═══ Data for analysis ═══
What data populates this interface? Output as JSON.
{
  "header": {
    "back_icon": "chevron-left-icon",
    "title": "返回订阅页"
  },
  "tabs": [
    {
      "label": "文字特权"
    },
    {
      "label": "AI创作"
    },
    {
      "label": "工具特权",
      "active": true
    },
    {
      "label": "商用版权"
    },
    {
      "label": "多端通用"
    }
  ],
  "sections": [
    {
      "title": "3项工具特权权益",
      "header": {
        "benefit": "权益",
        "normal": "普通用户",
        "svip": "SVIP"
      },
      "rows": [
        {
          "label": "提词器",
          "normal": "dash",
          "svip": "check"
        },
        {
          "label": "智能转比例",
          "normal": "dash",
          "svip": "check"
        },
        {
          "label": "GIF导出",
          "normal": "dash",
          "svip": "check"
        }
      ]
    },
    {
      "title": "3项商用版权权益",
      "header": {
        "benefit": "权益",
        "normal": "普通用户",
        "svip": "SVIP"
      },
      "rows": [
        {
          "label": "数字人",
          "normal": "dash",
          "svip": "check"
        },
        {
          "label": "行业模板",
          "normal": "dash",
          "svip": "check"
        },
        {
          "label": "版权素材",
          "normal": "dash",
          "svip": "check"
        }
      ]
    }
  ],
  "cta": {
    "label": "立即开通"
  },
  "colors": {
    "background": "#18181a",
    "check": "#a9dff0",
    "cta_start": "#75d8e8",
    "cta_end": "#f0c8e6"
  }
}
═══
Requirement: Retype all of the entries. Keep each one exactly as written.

Written solution:
What data populates this interface? Output as JSON.
{
  "header": {
    "back_icon": "chevron-left-icon",
    "title": "返回订阅页"
  },
  "tabs": [
    {
      "label": "文字特权"
    },
    {
      "label": "AI创作"
    },
    {
      "label": "工具特权",
      "active": true
    },
    {
      "label": "商用版权"
    },
    {
      "label": "多端通用"
    }
  ],
  "sections": [
    {
      "title": "3项工具特权权益",
      "header": {
        "benefit": "权益",
        "normal": "普通用户",
        "svip": "SVIP"
      },
      "rows": [
        {
          "label": "提词器",
          "normal": "dash",
          "svip": "check"
        },
        {
          "label": "智能转比例",
          "normal": "dash",
          "svip": "check"
        },
        {
          "label": "GIF导出",
          "normal": "dash",
          "svip": "check"
        }
      ]
    },
    {
      "title": "3项商用版权权益",
      "header": {
        "benefit": "权益",
        "normal": "普通用户",
        "svip": "SVIP"
      },
      "rows": [
        {
          "label": "数字人",
          "normal": "dash",
          "svip": "check"
        },
        {
          "label": "行业模板",
          "normal": "dash",
          "svip": "check"
        },
        {
          "label": "版权素材",
          "normal": "dash",
          "svip": "check"
        }
      ]
    }
  ],
  "cta": {
    "label": "立即开通"
  },
  "colors": {
    "background": "#18181a",
    "check": "#a9dff0",
    "cta_start": "#75d8e8",
    "cta_end": "#f0c8e6"
  }
}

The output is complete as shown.